┌─ Records for this task
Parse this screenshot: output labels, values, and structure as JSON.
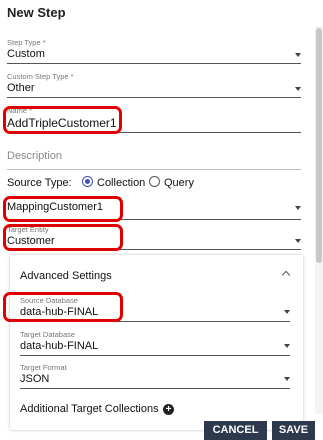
{
  "dialog": {
    "title": "New Step"
  },
  "step_type": {
    "label": "Step Type *",
    "value": "Custom"
  },
  "custom_step_type": {
    "label": "Custom Step Type *",
    "value": "Other"
  },
  "name": {
    "label": "Name *",
    "value": "AddTripleCustomer1"
  },
  "description": {
    "placeholder": "Description"
  },
  "source_type": {
    "label": "Source Type:",
    "options": [
      {
        "label": "Collection",
        "selected": true
      },
      {
        "label": "Query",
        "selected": false
      }
    ]
  },
  "mapping": {
    "value": "MappingCustomer1"
  },
  "target_entity": {
    "label": "Target Entity",
    "value": "Customer"
  },
  "advanced": {
    "title": "Advanced Settings",
    "source_database": {
      "label": "Source Database",
      "value": "data-hub-FINAL"
    },
    "target_database": {
      "label": "Target Database",
      "value": "data-hub-FINAL"
    },
    "target_format": {
      "label": "Target Format",
      "value": "JSON"
    },
    "additional_collections": {
      "label": "Additional Target Collections"
    }
  },
  "footer": {
    "cancel_label": "CANCEL",
    "save_label": "SAVE"
  },
  "colors": {
    "highlight": "#e10000",
    "button_bg": "#2d3a4e",
    "radio_accent": "#3f51b5"
  }
}
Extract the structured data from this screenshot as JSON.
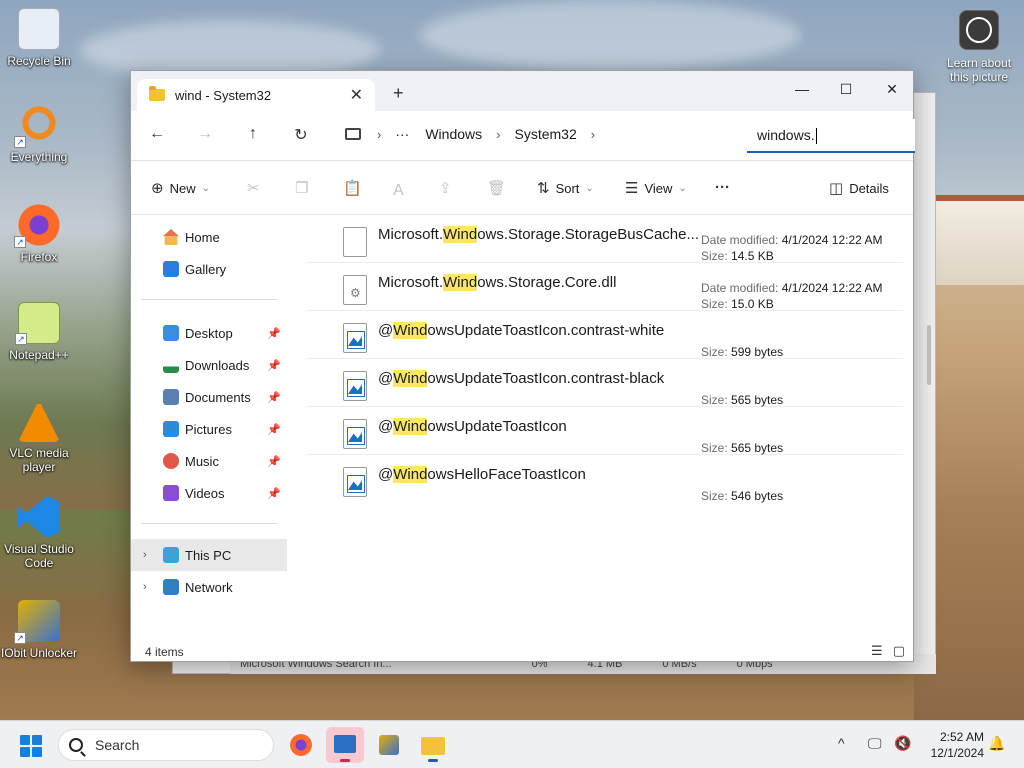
{
  "desktop": {
    "icons": [
      {
        "label": "Recycle Bin",
        "color": "#e8eef6"
      },
      {
        "label": "Everything",
        "color": "#f08a1c"
      },
      {
        "label": "Firefox",
        "color": "#ff6a2b"
      },
      {
        "label": "Notepad++",
        "color": "#d6ec8a"
      },
      {
        "label": "VLC media player",
        "color": "#f28b00"
      },
      {
        "label": "Visual Studio Code",
        "color": "#1e88e5"
      },
      {
        "label": "IObit Unlocker",
        "color": "#e2b100"
      }
    ],
    "learn_label": "Learn about this picture"
  },
  "background_window": {
    "row_text": "Microsoft Windows Search In...",
    "row_values": [
      "0%",
      "4.1 MB",
      "0 MB/s",
      "0 Mbps"
    ]
  },
  "window": {
    "tab_title": "wind - System32",
    "tab_close": "✕",
    "tab_add": "+",
    "minimize": "—",
    "maximize": "☐",
    "close": "✕"
  },
  "address": {
    "back": "←",
    "forward": "→",
    "up": "↑",
    "refresh": "↻",
    "more": "···",
    "crumbs": [
      "Windows",
      "System32"
    ],
    "sep": "›"
  },
  "search": {
    "value": "windows."
  },
  "toolbar": {
    "new_label": "New",
    "sort_label": "Sort",
    "view_label": "View",
    "more": "···",
    "details_label": "Details"
  },
  "sidebar": {
    "home": "Home",
    "gallery": "Gallery",
    "quick": [
      {
        "label": "Desktop"
      },
      {
        "label": "Downloads"
      },
      {
        "label": "Documents"
      },
      {
        "label": "Pictures"
      },
      {
        "label": "Music"
      },
      {
        "label": "Videos"
      }
    ],
    "this_pc": "This PC",
    "network": "Network"
  },
  "files": [
    {
      "prefix": "Microsoft.",
      "hl": "Wind",
      "rest": "ows.Storage.StorageBusCache...",
      "date_label": "Date modified:",
      "date": "4/1/2024 12:22 AM",
      "size_label": "Size:",
      "size": "14.5 KB",
      "icon": "generic"
    },
    {
      "prefix": "Microsoft.",
      "hl": "Wind",
      "rest": "ows.Storage.Core.dll",
      "date_label": "Date modified:",
      "date": "4/1/2024 12:22 AM",
      "size_label": "Size:",
      "size": "15.0 KB",
      "icon": "dll"
    },
    {
      "prefix": "@",
      "hl": "Wind",
      "rest": "owsUpdateToastIcon.contrast-white",
      "date_label": "",
      "date": "",
      "size_label": "Size:",
      "size": "599 bytes",
      "icon": "image"
    },
    {
      "prefix": "@",
      "hl": "Wind",
      "rest": "owsUpdateToastIcon.contrast-black",
      "date_label": "",
      "date": "",
      "size_label": "Size:",
      "size": "565 bytes",
      "icon": "image"
    },
    {
      "prefix": "@",
      "hl": "Wind",
      "rest": "owsUpdateToastIcon",
      "date_label": "",
      "date": "",
      "size_label": "Size:",
      "size": "565 bytes",
      "icon": "image"
    },
    {
      "prefix": "@",
      "hl": "Wind",
      "rest": "owsHelloFaceToastIcon",
      "date_label": "",
      "date": "",
      "size_label": "Size:",
      "size": "546 bytes",
      "icon": "image"
    }
  ],
  "status": {
    "count": "4 items"
  },
  "taskbar": {
    "search_label": "Search",
    "time": "2:52 AM",
    "date": "12/1/2024",
    "tray_chevron": "^",
    "bell": "🔔"
  },
  "colors": {
    "accent": "#1a5fb4",
    "highlight": "#fbe56b",
    "folder": "#f3c13a"
  }
}
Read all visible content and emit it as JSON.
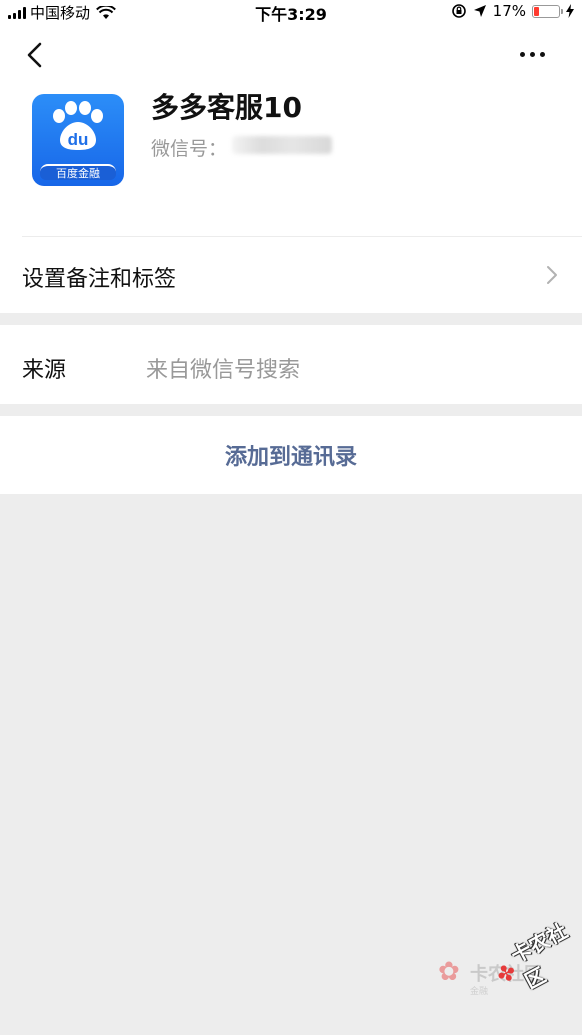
{
  "status_bar": {
    "carrier": "中国移动",
    "time": "下午3:29",
    "battery_percent": "17%"
  },
  "header": {
    "back_icon": "chevron-left-icon",
    "more_icon": "more-dots-icon"
  },
  "profile": {
    "avatar_icon": "baidu-paw-icon",
    "avatar_caption": "百度金融",
    "name": "多多客服10",
    "wechat_id_label": "微信号："
  },
  "rows": {
    "remark_label": "设置备注和标签",
    "source_label": "来源",
    "source_value": "来自微信号搜索"
  },
  "actions": {
    "add_contact_label": "添加到通讯录"
  },
  "watermark": {
    "text_a": "卡农社区",
    "sub_a": "金融",
    "text_b": "卡农社区"
  },
  "colors": {
    "link": "#576b95",
    "background": "#ededed",
    "battery_low": "#ff3b30",
    "avatar_blue": "#1766e8"
  }
}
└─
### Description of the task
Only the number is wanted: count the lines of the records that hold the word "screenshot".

### Output for this exercise
2